On Monday December 7th the Cork Equal and Sustainable Communities Alliance (CESCA) held their annual equality day with the theme of Equality in a time of Covid. This annual event is one of CECSA’s contributions to the Cork City Local Economic and Community Plan (LECP) and takes place in the same week as World Human Rights Day, which took place this year on Thursday December 10th.
Unlike other years we could not come together in person to share our thoughts and agree on actions to address the equality issues of most concern in our times. However, this years online event presented even greater opportunities to expand our conversations on equality and social justice. This event reached far beyond Cork City, with participants from across Ireland and a bigger line up of expert speakers than ever before.
The event was officially launched by Lord Mayor of Cork City Cllr Joe Kavanagh. On the morning we heard from CESCA members Fiona Finn, CEO of NASC, The Refugee and Migrant Rights Centre, Breda O Donoghue Director of Advocacy at the Cork Traveller Visibility Group and Mary Crilly, CEO of the Cork Sexual Violence Centre on the impact that Covid 19 has had on marginalised communities in Cork City and beyond.
Next we heard from Independent Senator Lynn Ruane and Dr Sean Healy, CEO of Social Justice Ireland on the ties between participatory democracy and equality.
And finally we heard from a panel of speakers: Professor Kathleen Lynch, Professor of Equality Studies at University College Dublin, Paul Ginnell, Director of the European Anti-Poverty Network (EAPN) Ireland, Doireann Ansbro, Senior Research and Policy Officer at the Irish Council for Civil Liberties and Ivan Cooper, Director of Public Policy at The Wheel.
A full recording of the event and the discussions we had can be found on our Facebook page. and below you can find our full write up of the event which pulls out some of the key themes that emerged from the day which are:
1) Covid 19 has not been the great leveller.
Throughout the morning we heard from speakers about, how despite aspirations to the contrary, Covid 19 has not been the great leveller we had expected it to be and has in many instances exacerbated the inequalities many communities face. It has also raised concerns about the disproportionate effect lockdown restrictions had on some of the most marginalised communities in Ireland.
2) A ‘new normal’ is needed
There was a clear consensus from attendees and speakers that there is no desire to return to ‘normal’ after we emerge from this pandemic but instead, we want a new normal. One that properly addresses the inequalities in our society as highlighted by the pandemic. This new normal should focus on equality, social justice and all communities having a say in decisions that affect their day to day lives. It was strongly felt that now is the time to reflect on the type of society we want to live in and to consider what needs to be done to achieve it. There was a strong sense that we as community organisations need to be much more critical and collective in our approach if we are to achieve the change we want to see for Irish society and if we are to hear from communities who are not currently part of decision making processes.
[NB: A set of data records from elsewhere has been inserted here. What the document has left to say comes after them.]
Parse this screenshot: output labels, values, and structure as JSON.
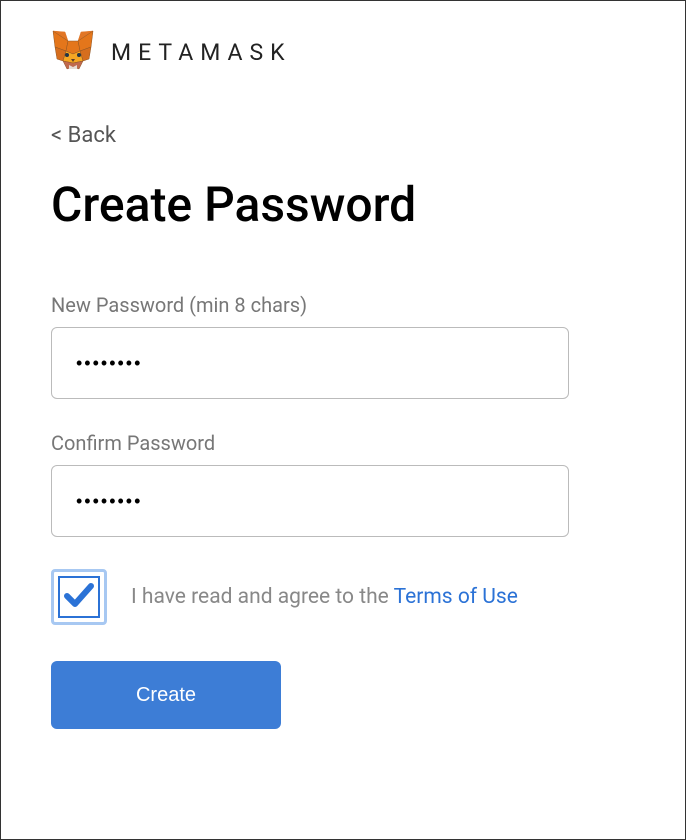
{
  "header": {
    "brand": "METAMASK"
  },
  "nav": {
    "back": "< Back"
  },
  "title": "Create Password",
  "fields": {
    "new_password": {
      "label": "New Password (min 8 chars)",
      "value": "••••••••"
    },
    "confirm_password": {
      "label": "Confirm Password",
      "value": "••••••••"
    }
  },
  "tos": {
    "text": "I have read and agree to the ",
    "link": "Terms of Use",
    "checked": true
  },
  "actions": {
    "create": "Create"
  },
  "colors": {
    "primary": "#3d7dd6",
    "link": "#2b72d6"
  }
}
3) A way forward – Interagency working, participatory democracy and a sustainable community and voluntary sector.
Despite the many concerns shared on the day it was also clear that there is much that can be done to challenge the inequalities in our societies and to ensure that there is not a slide away from the collaborative working we saw during the initial stages of the pandemic. It was clear that there is already much in place both in terms of structures and policy commitments to enable these changes to happen, but we need to work collectively to realise this change and to hold Government and others to account on the commitments made.
- Participatory democracy and a new social dialogue was a key focus of the conversation on the day and an areas that requires much more exploration, particularly in terms of what this would look like for marginalised communities and seldom heard from groups in our society .Public Participation Networks (PPN’s) were mentioned as one key way of achieving a better social dialogue on a local level. Senator Lynn Ruane’s work in collaboration with Trinity College Dublin’s Dr. Robert Grant establishing Philosophy in the Community was cited as another example of how communities can also be enabled to be part of a new social dialogue. But primarily we also need to find ways of enabling carers, those living in institutions and seldom heard from groups to be fully involved in decision making processes and to be part of public dialogue.
- A sustainable community and voluntary sector. Concerns were raised throughout the morning about the funding models of the sector and its sustainability at this time. It was strongly felt by speakers that there needs to be a move away from an increasing tightening of the contractual obligations being placed on the sector and instead the focus should be on a needs-based approach to communities and supports. This would enable a more responsive and cohesive voluntary sector and ensure local communities have access to the supports they need on a consistent and sustainable basis.
- Interagency working. Underpinning these themes was the importance of interagency working, both within the community and voluntary sector but also with and across statutory sectors. Alliances such as CESCA were considered a good example of ways in which collective expertise could be pooled and a larger platform could be built to highlight the concerns for our communities and the sector we work in. Particular mention was made on the day to work of the HSE Social Inclusion Services and Cork/Kerry Community Healthcare for their work and support of communities and the voluntary sector throughout the pandemic and the difference it made to the experiences of many marginalised communities. It was felt important to maintain and build even further on these ways of working to ensure greater progress on issues of inequality as highlighted throughout the morning.
What next for CESCA?
Following our Equality Day we plan on building on the conversations we had on the morning, particularly around ways of supporting our communities to have a voice and be involved in decision making processes either through models of participatory democracy or through community development.
We also are keen to consider our role in raising awareness of the sustainability of the community and voluntary sector and of progressing social dialogue even further in Cork City.
We would like to thank all our speakers for their time and for sharing their insights on the day and to all those who attended for supporting CESCA, equality and social justice.
Care, capitalism and politics by Professor Kathleen Lynch
Building a New Social Contract, Policy Recommendations from Social Justice Ireland